* Description of the task
Check each line of the material below for "title", then copy the ones that contain it.

*** Opening Dataset content ***

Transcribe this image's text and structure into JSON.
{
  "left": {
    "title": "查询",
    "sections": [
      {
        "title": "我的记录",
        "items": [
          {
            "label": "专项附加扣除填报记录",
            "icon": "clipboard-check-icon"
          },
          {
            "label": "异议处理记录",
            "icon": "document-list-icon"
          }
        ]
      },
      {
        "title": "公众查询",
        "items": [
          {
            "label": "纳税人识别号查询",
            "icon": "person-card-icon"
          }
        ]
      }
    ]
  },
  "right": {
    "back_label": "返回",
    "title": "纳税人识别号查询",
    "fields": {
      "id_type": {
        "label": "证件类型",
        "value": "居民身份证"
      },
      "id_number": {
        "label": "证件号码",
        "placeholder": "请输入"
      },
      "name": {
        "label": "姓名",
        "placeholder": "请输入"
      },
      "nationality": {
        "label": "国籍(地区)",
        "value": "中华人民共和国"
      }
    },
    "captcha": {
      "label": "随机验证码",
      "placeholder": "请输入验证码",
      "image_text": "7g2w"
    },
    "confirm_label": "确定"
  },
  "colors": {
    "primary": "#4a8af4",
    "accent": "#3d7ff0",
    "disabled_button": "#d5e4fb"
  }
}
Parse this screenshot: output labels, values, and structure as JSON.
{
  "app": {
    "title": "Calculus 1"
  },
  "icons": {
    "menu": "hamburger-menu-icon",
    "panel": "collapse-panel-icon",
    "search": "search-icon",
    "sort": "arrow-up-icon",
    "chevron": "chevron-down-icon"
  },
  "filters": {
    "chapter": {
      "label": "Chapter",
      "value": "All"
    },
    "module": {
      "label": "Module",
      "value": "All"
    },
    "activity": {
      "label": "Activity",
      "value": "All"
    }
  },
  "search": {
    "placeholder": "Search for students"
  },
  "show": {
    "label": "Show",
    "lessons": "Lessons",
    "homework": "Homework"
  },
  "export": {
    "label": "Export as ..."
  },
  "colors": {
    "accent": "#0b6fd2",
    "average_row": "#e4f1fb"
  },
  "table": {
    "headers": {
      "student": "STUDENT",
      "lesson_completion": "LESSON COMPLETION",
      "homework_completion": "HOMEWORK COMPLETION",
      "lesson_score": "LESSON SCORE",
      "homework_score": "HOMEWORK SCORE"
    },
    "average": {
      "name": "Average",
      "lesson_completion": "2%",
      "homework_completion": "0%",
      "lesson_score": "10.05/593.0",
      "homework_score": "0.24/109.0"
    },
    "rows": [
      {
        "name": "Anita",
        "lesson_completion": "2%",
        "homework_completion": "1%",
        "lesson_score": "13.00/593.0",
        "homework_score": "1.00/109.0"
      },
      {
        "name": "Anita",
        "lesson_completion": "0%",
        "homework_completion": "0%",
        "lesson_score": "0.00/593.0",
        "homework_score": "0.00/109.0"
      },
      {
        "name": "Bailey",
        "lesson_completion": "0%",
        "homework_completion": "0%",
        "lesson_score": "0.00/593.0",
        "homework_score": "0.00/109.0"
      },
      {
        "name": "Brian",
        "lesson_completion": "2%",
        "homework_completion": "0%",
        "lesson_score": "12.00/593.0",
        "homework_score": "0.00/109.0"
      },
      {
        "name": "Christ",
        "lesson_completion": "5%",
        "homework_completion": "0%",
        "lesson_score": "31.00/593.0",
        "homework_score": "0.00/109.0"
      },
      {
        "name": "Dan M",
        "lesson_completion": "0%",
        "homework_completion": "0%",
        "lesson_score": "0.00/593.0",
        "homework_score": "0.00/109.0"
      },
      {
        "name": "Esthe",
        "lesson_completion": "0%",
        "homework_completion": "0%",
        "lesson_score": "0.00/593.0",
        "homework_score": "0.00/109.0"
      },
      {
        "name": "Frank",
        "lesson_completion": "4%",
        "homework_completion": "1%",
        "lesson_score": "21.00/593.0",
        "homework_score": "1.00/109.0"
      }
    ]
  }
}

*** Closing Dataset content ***

* Result below
    "title": "查询",
        "title": "我的记录",
        "title": "公众查询",
    "title": "纳税人识别号查询",
    "title": "Calculus 1"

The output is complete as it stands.